George Terrill Thresher was born in Southampton, Hampshire, England on 1 June 1886. He was the son of George Samuel Thresher (b. 1853), an engine fitter, and Catherine Terrill (b. 1855).
Both George's parents were natives of Southampton and had married in 1878, producing at least ten children. George's known siblings were: Ethel Kate (b. 1878), Lilian Harriet (b. 1881), Ada (b. 1883), Emily Martha (b. 1884), Edith Ellen (b. 1888), John Thomas (b. 1890), Alice Hilda (b. 1892), Ernest Sydney (b. 1893) and Cordelia Florence (b. 1895).
George appears on the 1891 census living with his family at 50 Mount Pleasant, St Mary, Southampton but would appear at number 36 on the same street at the time of the 1901 census, George having left school by this time and described as an errand boy. When George appeared on the 1911 census he was described as an unmarried seaman for the White Star Line and still living with his family, his mother having been widowed in 1903, at 36 Mount Pleasant Road, Southampton.
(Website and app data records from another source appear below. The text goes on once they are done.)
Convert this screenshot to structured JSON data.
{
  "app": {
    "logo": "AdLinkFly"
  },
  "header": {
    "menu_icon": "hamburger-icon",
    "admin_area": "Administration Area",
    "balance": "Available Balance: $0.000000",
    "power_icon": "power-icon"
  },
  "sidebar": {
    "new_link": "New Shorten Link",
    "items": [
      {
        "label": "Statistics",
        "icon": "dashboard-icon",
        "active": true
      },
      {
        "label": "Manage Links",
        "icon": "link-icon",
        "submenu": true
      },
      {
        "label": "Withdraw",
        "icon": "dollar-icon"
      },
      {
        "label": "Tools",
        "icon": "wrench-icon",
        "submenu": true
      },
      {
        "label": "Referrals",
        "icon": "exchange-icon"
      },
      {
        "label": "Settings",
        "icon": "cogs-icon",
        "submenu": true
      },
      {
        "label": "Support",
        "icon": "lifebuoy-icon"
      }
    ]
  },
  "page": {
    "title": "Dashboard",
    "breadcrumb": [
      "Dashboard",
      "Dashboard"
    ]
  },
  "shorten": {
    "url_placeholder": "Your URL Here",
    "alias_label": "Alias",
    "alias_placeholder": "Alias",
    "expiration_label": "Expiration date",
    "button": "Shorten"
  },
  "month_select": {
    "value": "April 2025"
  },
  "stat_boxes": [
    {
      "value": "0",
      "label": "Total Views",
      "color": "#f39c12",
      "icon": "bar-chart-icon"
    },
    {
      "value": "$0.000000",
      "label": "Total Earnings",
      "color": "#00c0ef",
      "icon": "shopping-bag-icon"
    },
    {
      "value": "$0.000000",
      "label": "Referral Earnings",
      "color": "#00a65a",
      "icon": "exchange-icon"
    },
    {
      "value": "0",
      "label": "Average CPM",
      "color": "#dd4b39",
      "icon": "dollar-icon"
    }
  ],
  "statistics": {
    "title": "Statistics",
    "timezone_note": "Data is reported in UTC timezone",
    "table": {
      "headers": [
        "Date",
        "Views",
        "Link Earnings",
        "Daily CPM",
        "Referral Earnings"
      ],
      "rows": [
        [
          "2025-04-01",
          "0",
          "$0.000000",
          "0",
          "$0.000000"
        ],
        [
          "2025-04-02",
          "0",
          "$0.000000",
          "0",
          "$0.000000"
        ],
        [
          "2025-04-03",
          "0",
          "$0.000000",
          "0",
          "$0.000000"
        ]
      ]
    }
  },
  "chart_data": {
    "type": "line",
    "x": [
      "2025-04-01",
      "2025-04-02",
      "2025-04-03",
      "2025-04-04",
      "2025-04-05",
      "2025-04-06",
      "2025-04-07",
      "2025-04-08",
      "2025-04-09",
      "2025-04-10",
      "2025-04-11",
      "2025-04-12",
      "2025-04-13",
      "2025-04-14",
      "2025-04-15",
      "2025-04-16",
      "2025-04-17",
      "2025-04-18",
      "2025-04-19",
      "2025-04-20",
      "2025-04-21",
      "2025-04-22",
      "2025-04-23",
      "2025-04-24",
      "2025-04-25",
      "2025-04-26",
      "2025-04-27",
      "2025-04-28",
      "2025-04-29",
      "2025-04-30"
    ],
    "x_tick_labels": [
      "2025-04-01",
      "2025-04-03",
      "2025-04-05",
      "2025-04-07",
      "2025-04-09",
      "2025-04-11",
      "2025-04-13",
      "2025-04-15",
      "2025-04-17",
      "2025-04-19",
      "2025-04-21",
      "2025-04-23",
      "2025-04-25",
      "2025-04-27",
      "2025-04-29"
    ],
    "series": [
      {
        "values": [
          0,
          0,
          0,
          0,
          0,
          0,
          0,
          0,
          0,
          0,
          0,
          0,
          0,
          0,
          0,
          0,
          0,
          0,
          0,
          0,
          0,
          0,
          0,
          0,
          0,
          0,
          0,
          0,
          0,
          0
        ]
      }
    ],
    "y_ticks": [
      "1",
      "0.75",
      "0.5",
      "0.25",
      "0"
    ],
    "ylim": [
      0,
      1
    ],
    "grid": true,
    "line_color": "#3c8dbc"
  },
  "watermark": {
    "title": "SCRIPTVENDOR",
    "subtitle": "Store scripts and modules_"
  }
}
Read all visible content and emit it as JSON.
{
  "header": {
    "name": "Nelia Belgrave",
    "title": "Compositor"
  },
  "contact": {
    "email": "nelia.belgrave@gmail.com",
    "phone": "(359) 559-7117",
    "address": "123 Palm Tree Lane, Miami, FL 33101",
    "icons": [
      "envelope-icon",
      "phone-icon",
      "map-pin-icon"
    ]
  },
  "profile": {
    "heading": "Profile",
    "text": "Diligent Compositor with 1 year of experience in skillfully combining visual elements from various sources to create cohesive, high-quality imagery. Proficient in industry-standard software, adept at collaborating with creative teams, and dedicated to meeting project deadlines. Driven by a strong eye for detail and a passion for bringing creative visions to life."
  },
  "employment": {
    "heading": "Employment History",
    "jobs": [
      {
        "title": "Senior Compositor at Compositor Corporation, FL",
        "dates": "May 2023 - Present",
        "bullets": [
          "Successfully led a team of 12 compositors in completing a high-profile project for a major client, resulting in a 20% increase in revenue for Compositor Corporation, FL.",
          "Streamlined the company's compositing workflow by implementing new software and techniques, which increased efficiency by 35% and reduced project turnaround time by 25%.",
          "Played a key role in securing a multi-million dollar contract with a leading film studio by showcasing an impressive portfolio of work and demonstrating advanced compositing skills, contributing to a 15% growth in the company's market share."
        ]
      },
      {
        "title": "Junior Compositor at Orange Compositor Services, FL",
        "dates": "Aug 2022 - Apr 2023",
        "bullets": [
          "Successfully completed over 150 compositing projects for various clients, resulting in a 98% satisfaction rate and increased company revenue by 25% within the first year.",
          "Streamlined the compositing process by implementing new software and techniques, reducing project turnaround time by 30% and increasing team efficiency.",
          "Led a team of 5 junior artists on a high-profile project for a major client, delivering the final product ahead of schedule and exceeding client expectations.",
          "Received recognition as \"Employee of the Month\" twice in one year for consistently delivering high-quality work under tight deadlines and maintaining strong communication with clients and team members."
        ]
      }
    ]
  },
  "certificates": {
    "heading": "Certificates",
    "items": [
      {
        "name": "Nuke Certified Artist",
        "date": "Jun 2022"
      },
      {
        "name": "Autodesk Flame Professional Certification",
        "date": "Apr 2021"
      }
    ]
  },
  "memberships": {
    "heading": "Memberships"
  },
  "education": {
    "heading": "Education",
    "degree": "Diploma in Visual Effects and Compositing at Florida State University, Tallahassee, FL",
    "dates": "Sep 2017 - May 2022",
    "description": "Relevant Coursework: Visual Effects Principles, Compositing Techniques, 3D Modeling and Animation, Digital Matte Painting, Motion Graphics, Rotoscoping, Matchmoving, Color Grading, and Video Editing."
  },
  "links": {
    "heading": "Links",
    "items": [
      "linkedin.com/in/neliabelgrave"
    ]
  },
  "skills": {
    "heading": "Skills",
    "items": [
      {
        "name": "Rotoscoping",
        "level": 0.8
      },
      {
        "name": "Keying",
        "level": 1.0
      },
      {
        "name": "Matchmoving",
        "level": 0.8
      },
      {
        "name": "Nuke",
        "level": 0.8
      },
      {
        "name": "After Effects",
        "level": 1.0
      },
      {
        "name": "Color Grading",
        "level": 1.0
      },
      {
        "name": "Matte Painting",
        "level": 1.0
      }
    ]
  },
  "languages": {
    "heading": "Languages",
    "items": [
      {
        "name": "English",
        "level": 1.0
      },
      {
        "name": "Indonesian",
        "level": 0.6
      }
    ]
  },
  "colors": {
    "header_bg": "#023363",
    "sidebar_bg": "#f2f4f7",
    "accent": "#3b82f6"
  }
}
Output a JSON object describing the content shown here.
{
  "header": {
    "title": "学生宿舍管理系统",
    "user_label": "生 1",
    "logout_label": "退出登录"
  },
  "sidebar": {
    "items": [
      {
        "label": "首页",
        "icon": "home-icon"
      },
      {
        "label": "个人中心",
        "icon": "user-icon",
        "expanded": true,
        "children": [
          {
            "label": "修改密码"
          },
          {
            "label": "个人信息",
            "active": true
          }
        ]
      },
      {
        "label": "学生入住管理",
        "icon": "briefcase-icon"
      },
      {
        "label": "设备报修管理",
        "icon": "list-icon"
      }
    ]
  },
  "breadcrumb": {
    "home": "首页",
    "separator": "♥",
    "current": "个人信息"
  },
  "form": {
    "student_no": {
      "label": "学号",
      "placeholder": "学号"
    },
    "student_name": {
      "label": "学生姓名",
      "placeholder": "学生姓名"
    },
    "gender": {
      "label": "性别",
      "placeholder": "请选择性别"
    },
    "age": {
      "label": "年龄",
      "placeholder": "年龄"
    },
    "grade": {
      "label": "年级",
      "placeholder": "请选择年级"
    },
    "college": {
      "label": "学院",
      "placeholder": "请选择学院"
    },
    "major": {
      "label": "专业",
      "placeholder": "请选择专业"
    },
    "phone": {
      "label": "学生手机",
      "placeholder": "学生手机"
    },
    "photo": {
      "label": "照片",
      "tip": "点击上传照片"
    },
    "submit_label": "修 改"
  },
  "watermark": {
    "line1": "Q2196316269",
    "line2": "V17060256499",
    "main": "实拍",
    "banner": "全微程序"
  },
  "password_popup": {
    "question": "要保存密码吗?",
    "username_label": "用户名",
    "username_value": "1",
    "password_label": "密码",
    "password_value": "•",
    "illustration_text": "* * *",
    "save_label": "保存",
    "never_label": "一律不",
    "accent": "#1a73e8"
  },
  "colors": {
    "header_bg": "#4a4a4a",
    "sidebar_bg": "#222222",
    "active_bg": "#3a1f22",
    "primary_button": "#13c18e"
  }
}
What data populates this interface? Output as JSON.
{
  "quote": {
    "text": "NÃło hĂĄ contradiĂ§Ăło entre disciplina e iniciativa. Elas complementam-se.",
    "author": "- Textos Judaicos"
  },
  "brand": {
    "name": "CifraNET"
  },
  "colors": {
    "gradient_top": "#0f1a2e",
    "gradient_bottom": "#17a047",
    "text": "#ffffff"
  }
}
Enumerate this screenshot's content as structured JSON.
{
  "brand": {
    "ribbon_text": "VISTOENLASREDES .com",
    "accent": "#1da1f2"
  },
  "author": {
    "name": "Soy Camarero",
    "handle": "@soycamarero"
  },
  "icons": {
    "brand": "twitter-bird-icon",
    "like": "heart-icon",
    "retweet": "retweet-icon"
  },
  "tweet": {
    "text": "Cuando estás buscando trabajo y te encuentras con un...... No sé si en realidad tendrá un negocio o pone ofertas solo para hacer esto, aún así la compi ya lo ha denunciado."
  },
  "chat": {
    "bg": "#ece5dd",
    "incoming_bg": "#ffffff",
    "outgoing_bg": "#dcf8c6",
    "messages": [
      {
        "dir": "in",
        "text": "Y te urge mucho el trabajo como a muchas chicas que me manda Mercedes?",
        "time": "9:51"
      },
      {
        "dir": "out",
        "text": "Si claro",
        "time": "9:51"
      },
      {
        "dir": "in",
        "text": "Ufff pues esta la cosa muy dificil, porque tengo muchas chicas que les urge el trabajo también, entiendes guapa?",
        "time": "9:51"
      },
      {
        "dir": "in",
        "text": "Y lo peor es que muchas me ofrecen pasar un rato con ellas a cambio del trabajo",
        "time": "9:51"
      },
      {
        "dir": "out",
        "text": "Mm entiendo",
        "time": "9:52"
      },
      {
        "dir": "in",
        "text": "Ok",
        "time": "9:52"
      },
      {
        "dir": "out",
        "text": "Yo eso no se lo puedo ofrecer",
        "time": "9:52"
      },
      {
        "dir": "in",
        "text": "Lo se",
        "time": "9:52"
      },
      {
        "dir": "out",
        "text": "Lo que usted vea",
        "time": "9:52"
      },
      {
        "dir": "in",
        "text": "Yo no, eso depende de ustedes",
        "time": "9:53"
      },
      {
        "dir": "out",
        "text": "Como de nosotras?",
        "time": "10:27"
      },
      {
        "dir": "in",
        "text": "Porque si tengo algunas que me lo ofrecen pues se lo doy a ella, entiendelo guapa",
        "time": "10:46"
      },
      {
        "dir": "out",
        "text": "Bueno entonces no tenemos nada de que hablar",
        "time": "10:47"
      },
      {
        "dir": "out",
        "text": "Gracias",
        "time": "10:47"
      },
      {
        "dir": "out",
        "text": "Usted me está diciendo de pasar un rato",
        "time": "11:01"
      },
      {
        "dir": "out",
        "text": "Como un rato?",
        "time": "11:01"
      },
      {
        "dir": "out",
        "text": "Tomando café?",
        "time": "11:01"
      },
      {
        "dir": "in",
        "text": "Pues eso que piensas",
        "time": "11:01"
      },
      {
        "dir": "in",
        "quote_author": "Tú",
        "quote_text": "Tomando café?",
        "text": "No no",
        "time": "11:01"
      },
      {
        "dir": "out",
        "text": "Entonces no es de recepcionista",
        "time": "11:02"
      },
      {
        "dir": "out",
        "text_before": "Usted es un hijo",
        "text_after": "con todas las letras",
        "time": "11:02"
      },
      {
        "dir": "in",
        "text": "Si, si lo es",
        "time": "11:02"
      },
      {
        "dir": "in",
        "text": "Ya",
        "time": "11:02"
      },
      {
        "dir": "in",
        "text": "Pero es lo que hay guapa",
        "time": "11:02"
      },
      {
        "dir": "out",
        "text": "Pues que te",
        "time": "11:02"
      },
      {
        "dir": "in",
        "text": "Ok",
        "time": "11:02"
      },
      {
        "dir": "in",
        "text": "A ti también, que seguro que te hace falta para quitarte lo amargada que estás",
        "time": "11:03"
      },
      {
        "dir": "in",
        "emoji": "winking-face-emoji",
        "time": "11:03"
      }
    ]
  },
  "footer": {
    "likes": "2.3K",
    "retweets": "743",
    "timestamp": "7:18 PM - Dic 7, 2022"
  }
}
When he signed-on to the Titanic, on 6 April 1912, George gave his address as 36 Mount Pleasant Road, (Southampton). He had transferred from the Oceanic. As a fireman he received monthly wages of £6.
Thresher survived the sinking, in which lifeboat is uncertain.
George returned to England and continued working at sea. He remained a bachelor for much of his life before he resettled in northwest England and married in Gateshead, Durham in 1937 to Jane Fawcett (b. 1888).
He continued working at sea in the Merchant Navy and was working aboard the S.S. Parkhill, a cargo ship, when that vessel was torpedoed on 18 November 1939 1 off the coast of Aberdeen. The Parkhill had evaded the first missile launched and steamed on. She succumbed less than an hour later to a second attack from U-18 and George Thresher became one of nine fatalities.
George's widow never remarried and remained in Gateshead where she died in 1964.
- Commonwealth War Graves site give the time of death as 17 November 1939
RMS Titanic: Agreement and Account of Crew (National Archives, London, BT100/259)
National Archives CR10 Identity card c.1919
Articles and Stories